“He has worked diligently on developing student-centered learning in his AP literature and senior elective courses. He clearly has worked on becoming a more self-aware teacher by focusing on creating more spaces for students to develop the critical thinking habits of mind that his students will need in college and throughout their lives.”
In the midst of his myriad academic responsibilities, Hutnik also finds time to serve in a variety of other capacities. He has participated in a wide range of workshops and institutes, as he continues to engage in professional development.
In addition, he has been selected to take part in academic seminars and Teachers as Scholars at Princeton University, and was awarded a spot in the highly competitive National Endowment for the Humanities Shakesperean Institute program at Illinois State University.
Hutnik also serves as student advisor to help students successfully navigate their high school career. In addition, he is head varsity water polo coach and middle school swimming coach.

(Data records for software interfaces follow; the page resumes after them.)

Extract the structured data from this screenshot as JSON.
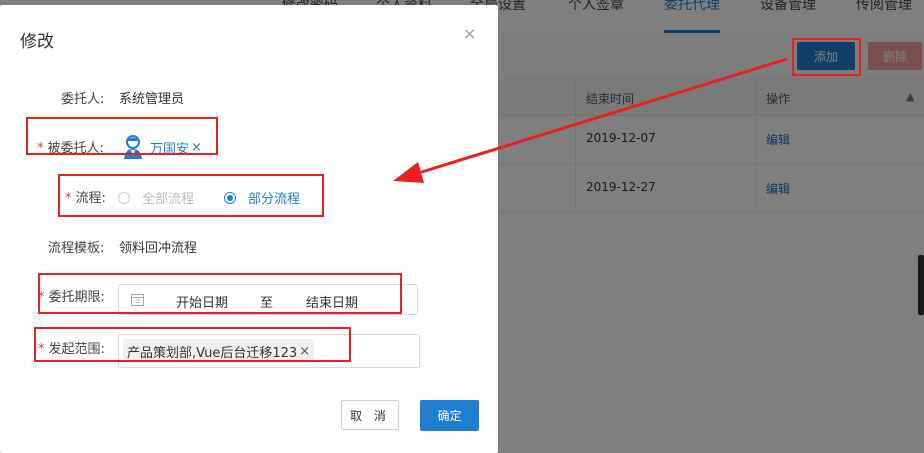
{
  "background": {
    "tabs": [
      "修改密码",
      "个人资料",
      "全局设置",
      "个人签章",
      "委托代理",
      "设备管理",
      "传阅管理"
    ],
    "active_tab": "委托代理",
    "toolbar": {
      "add_label": "添加",
      "delete_label": "删除"
    },
    "table": {
      "columns": [
        "结束时间",
        "操作"
      ],
      "rows": [
        {
          "end_date": "2019-12-07",
          "action": "编辑"
        },
        {
          "end_date": "2019-12-27",
          "action": "编辑"
        }
      ]
    }
  },
  "modal": {
    "title": "修改",
    "close_glyph": "×",
    "delegator": {
      "label": "委托人:",
      "value": "系统管理员"
    },
    "delegatee": {
      "required": "*",
      "label": "被委托人:",
      "name": "万国安",
      "remove": "×"
    },
    "process": {
      "required": "*",
      "label": "流程:",
      "options": [
        {
          "label": "全部流程",
          "selected": false,
          "disabled": true
        },
        {
          "label": "部分流程",
          "selected": true,
          "disabled": false
        }
      ]
    },
    "template": {
      "label": "流程模板:",
      "value": "领料回冲流程"
    },
    "period": {
      "required": "*",
      "label": "委托期限:",
      "start_placeholder": "开始日期",
      "separator": "至",
      "end_placeholder": "结束日期"
    },
    "scope": {
      "required": "*",
      "label": "发起范围:",
      "tag": "产品策划部,Vue后台迁移123",
      "remove": "×"
    },
    "cancel_label": "取 消",
    "ok_label": "确定"
  },
  "colors": {
    "primary": "#1f7ed0",
    "annotation": "#e82020",
    "required": "#e0393e"
  }
}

He points out that he enjoys these activities. “A lot is going on in the students’ lives. There is a lot to cope with in the age of the internet; it’s important that they know they can open up about their difficulties, if they are struggling with difficult things.”
In further interaction with the students, as part of the Pennington Horizon Capstone program, he plans to take a group of Pennington seniors on a week-long hike of the New Jersey section of the Appalachian Trail (70-plus miles) later this month.
He also especially enjoys the sports programs. An experienced swimmer, he participated in water polo in college; now, his involvement in helping students become proficient in water sports is a pleasure for him.
Another pleasure is living in Hopewell Borough with his wife Amy and their two children, Daisy (13) and Chance (8). An additional source of happiness is that Daisy now attends Pennington. “One of my great joys is that my daughter is in the eighth grade here. It’s wonderful that I get to see her in school, and say ‘Hi, how’s your day going?’”
To be in such an environment, among congenial colleagues and enthusiastic students, must be a special satisfaction for an educator. And then to be honored by his peers with a prestigious award, recognizing his years of dedication and excellent teaching skills, is further acknowledgment that he surely chose the right profession.
“The recognition from the school and colleagues means a lot to me,” he says. “When I first started my career, I’d never have thought I’d be here 20 years. But here I am, and this is a wonderful place to be.”